The common wombat has short, slightly rounded ears, a large, hairless nose and coarse, thick fur. The pouch opens to the rear as an adaptation to ensure it does not fill with soil while the animal is digging. The rump is protected by bony plate and acts as a defensive shield if the wombat is chased down its burrow by a predator. Wombats are big, solid animals and adults may weigh in at over 30kg. Wombats are mostly nocturnal in summer but may come out during the day in winter when temperatures are lower. They may share the use of their burrows with other wombats but usually only one is resident at a time. Although they are not territorial in their sleeping arrangements, they are territorial about feeding areas and will scent mark their territory or defend it aggressively.
Wombats prefer the forests of temperate south-eastern Australia, including alpine areas, although they will also inhabit coastal habitats and heathland. They live in burrows, which can be up to twenty metres and may have several burrow systems that they use at different times. They prefer to dig their burrows in the slopes above creeks to safeguard against flooding.
Most of the diet of the common wombat comprises native grasses, herbaceous plants, and plant roots, which are located at night. A wombat may travel several kilometres each night in search of food.
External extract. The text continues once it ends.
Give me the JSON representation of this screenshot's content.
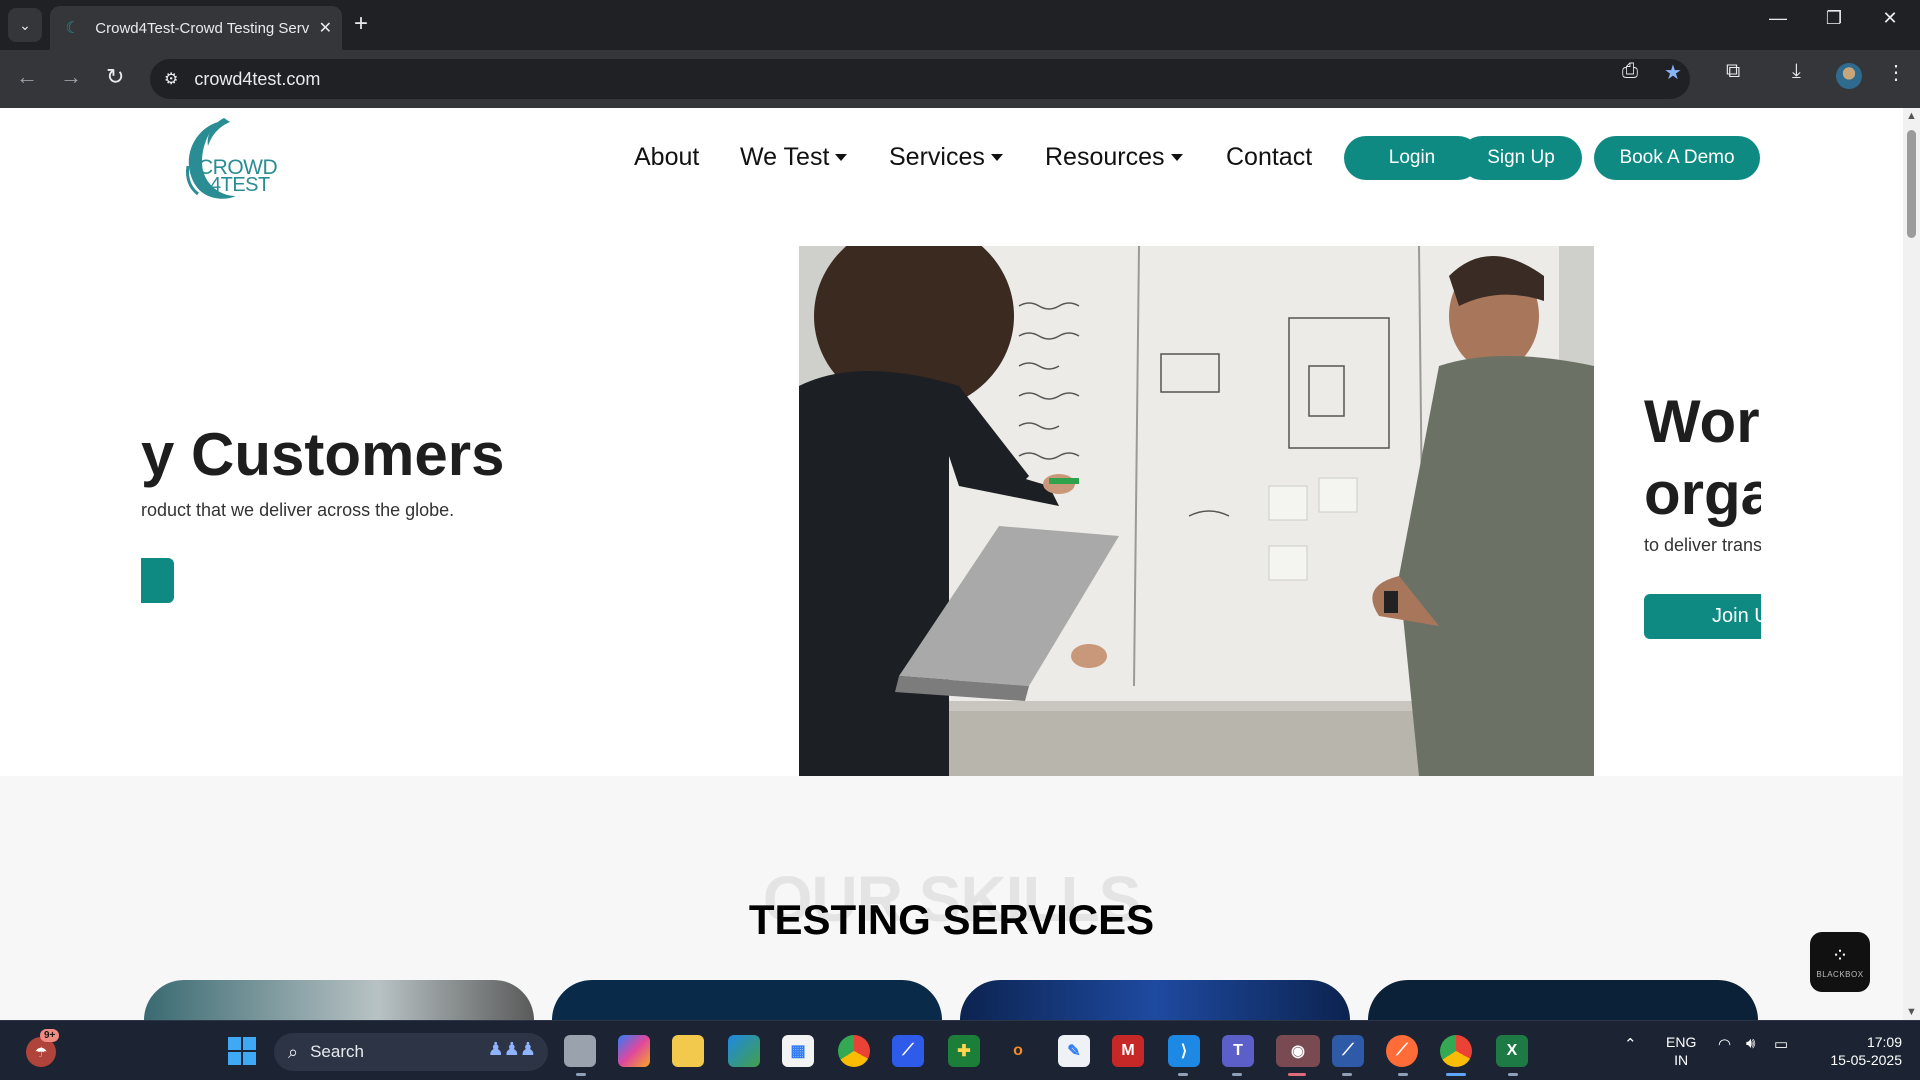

Wombats reach sexual maturity at the age of two years. There is no specific mating season. Usually only one young is born and it will remain in the pouch for around six months. However, the job does not end there as the juvenile will stay with the mother for almost another year.